Blame must also go to shameless cheat, Nani. The Portuguese winger was supposed to step into the shoes of Ronaldo and for most of his time with Man Utd, that hope seemed hugely unfounded. In recent months however, he’s raised his game and he’s been a joy to much for the most part. Sadly now it looks like he wants to step into his compatriot’s shoes not only in terms of contribution to the team, but in seeking to make ill-gotten gains through simulation and gamesmanship. Having been the player to have so clearly handled the ball, Nani should have recognised the mistake Gomes had made and left well enough alone. Ironically, the fact that he played the whistle in this instance is not to be applauded because any player with an ounce of sportsmanship would have refused to take advantage of a clear misunderstanding.

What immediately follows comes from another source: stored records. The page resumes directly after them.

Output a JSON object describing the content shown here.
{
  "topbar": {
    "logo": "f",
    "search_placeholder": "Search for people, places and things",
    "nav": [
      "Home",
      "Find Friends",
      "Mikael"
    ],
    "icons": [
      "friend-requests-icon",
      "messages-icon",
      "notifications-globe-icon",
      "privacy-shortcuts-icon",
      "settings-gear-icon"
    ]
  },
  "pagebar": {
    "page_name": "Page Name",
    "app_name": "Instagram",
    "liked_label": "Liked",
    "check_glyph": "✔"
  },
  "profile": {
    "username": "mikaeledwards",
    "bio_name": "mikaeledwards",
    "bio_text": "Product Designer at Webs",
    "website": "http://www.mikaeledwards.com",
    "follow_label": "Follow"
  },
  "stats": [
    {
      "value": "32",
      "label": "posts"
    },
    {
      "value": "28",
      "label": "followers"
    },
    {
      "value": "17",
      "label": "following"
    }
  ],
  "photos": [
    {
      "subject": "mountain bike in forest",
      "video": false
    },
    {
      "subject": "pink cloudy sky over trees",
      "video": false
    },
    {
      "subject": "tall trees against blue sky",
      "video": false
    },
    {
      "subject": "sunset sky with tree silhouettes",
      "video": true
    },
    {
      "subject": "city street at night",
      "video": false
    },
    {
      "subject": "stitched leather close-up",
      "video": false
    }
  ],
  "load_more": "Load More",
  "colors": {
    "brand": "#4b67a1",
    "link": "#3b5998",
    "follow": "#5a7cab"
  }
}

Third and most culpable are Mark Clattenburg and the rules of the game. When the goal was scored, there was an opportunity to rectify the error. He could have ruled it out and awarded the free-kick or alternatively he could have allowed the goal stand and insist Man Utd allow Spurs score an uncontested goal. As ludicrous as the latter solution sounds, there are several precedents for this. Just what the referee and his assistant referee discussed will probably never fully be known, but it was clear from the events it was an unfortunate misunderstanding. Clattenburg seems to enjoy the infamy that comes with controversial decisions and one has to question whether – given the option – he’d choose what is just over what is going to get him talked about. The advantage rule is still a grey area in football. It was hurriedly added to the rules a few years back and contains a couple of loopholes. What exactly constitutes an ‘advantage’? Having the ball is a start, but there are many occasions when a player finds himself surrounded by opponents and would surely prefer to have the free-kick. In other common situations, a team may prefer to take the free-kick if only to waste a few seconds or stabilise a team that may have been struggling. In rugby a team can turn down advantage by committing an error of their own. Should the situation dictate many a player has deliberately knocked on and taken the ensuing penalty. In football, some sort of a signal or action by a player to signify the rejection of advantage.

Review the incident again here and if we get enough support we’ll take our idea to FIFA who’ll listen attentively before doing nothing.

As an aside, it must be particularly disappointing for Gomes who has worked hard and improved significantly to overturn the calamitous reputation he earned from several spectacular howlers during the early days of his time in England. He’s still some way to go to be considered genuinely top class, but he’s progressed substantially from the laughing stock of a couple of seasons ago. It’s a shame he’ll forever be associated with this comical indcident.